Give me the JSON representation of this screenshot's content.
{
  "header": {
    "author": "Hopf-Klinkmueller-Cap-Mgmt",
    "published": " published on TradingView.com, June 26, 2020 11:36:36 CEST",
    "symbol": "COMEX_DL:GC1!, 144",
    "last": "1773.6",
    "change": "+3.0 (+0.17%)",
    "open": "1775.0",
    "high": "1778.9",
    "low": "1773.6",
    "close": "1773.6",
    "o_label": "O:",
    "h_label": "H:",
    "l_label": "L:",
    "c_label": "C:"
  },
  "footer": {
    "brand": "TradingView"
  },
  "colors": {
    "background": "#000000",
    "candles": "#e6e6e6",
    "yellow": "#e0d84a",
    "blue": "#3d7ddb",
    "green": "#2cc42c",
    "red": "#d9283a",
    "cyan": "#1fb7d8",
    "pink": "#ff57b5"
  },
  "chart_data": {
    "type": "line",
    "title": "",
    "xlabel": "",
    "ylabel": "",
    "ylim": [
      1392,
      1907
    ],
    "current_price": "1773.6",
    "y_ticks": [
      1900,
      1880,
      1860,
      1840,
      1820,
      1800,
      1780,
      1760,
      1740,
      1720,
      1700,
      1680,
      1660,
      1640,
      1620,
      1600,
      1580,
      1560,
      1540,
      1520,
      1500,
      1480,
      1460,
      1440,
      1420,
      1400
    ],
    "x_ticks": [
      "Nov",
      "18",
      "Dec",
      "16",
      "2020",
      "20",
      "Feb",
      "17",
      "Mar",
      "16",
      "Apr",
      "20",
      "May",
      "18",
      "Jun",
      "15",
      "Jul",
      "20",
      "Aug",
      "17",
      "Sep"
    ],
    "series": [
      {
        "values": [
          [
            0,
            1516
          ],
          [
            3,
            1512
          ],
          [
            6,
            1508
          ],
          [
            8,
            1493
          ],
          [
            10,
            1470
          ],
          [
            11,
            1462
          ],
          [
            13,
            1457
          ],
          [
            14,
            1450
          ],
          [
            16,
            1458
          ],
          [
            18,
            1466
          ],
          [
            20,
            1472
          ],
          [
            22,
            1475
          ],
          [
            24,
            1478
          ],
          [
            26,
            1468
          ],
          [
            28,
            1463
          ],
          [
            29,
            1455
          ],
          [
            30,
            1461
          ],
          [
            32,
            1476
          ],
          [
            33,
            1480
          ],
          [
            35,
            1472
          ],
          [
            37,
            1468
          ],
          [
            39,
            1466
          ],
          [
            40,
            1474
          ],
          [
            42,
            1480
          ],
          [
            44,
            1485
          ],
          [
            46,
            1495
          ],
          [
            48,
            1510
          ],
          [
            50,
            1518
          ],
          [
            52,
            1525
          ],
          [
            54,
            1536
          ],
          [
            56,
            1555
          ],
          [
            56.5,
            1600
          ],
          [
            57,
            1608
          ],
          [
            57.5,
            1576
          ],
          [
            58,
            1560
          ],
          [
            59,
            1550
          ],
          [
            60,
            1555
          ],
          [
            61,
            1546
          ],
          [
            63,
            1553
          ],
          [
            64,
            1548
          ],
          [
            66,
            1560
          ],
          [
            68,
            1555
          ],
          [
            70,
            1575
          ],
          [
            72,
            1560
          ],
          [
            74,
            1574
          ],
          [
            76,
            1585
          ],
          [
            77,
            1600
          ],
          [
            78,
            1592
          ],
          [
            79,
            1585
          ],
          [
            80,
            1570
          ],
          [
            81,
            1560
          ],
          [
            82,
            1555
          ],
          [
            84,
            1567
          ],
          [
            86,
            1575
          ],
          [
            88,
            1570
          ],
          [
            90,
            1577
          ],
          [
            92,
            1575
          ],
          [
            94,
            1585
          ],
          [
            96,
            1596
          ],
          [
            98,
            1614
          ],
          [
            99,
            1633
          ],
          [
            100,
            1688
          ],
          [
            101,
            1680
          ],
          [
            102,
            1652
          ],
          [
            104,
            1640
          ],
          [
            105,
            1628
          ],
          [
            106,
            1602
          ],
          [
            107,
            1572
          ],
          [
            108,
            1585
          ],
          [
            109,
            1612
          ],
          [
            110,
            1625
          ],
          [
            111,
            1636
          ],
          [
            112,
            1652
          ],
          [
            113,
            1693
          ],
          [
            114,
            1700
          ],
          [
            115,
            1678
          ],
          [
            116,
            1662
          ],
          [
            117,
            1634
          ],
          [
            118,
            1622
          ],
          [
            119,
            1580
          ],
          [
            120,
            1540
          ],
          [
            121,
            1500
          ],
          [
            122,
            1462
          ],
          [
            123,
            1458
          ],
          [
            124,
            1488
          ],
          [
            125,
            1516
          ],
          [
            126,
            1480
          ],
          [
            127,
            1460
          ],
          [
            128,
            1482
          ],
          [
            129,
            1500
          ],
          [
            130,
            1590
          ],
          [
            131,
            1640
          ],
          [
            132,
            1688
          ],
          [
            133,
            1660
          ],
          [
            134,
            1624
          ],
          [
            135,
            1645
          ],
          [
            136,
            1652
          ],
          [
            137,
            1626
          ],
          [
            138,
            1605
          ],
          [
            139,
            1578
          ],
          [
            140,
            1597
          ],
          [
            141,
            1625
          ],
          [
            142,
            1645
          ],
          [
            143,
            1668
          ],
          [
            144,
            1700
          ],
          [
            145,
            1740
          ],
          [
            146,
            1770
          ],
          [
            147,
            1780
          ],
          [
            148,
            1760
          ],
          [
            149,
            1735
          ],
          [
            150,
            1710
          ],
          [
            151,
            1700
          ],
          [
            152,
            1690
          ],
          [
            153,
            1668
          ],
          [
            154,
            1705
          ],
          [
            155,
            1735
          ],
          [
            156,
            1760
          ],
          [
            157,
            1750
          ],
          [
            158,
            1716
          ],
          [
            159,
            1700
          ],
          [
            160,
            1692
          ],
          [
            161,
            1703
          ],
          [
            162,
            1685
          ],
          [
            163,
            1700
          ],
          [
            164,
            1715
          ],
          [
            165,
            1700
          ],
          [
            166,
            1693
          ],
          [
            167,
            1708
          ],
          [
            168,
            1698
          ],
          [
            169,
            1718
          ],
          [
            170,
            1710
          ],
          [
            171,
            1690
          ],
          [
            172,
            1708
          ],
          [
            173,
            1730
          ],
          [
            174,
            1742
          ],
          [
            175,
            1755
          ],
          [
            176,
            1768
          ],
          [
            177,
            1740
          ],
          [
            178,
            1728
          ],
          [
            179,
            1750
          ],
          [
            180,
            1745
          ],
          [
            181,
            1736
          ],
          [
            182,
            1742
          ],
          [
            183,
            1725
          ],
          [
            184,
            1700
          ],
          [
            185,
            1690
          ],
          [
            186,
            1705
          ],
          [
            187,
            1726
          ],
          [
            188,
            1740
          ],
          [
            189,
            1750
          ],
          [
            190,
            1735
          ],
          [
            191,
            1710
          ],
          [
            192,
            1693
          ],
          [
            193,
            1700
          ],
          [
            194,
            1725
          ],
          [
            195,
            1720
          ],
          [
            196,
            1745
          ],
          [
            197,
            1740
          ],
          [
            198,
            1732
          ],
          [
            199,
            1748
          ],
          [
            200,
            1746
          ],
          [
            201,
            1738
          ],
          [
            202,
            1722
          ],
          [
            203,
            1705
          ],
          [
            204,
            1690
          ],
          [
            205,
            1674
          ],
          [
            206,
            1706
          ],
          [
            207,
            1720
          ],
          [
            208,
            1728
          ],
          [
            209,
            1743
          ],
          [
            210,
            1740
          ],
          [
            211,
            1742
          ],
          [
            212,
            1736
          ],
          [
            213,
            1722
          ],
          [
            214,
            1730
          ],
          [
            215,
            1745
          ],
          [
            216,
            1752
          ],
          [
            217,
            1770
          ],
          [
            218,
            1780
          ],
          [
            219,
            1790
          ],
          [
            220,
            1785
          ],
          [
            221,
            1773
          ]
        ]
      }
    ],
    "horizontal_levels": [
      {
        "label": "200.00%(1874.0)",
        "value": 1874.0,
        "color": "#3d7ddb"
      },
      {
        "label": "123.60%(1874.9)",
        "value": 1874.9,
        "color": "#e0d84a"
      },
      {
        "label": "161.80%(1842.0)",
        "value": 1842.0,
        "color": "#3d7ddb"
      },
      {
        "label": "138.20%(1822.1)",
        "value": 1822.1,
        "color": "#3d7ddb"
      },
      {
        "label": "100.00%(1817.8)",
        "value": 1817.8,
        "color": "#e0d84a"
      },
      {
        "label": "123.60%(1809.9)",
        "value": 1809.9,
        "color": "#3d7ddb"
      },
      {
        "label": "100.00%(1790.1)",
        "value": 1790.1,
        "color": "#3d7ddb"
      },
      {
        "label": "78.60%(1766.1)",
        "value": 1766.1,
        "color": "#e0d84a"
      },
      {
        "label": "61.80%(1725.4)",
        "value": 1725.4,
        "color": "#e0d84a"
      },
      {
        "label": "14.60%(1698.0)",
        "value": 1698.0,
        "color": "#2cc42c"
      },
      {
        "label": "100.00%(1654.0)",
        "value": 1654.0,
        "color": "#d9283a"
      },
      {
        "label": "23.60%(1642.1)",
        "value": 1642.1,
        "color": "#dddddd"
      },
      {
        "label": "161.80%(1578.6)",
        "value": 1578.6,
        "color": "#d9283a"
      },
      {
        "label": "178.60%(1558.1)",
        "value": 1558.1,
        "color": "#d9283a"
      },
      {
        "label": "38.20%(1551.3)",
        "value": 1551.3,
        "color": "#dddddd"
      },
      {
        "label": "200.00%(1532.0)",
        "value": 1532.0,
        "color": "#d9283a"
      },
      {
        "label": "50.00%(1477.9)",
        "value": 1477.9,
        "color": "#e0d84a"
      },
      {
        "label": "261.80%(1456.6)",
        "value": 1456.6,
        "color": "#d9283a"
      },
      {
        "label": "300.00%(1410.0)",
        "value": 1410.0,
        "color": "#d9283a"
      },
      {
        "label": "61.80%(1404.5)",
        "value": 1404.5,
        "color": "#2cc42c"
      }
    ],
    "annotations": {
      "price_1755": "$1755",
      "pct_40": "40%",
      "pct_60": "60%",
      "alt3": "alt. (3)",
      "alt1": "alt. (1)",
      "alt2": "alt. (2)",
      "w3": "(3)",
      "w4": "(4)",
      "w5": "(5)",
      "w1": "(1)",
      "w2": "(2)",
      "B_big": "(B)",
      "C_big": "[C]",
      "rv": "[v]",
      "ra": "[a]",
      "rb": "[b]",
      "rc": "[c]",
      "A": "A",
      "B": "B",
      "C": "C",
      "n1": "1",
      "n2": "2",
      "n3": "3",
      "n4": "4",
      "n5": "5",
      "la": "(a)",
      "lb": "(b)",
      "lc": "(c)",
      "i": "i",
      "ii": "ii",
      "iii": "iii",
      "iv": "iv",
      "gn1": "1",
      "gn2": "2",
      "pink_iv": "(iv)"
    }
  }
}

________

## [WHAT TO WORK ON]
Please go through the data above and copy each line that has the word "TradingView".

## [ANSWER SPACE]
    "published": " published on TradingView.com, June 26, 2020 11:36:36 CEST",
    "brand": "TradingView"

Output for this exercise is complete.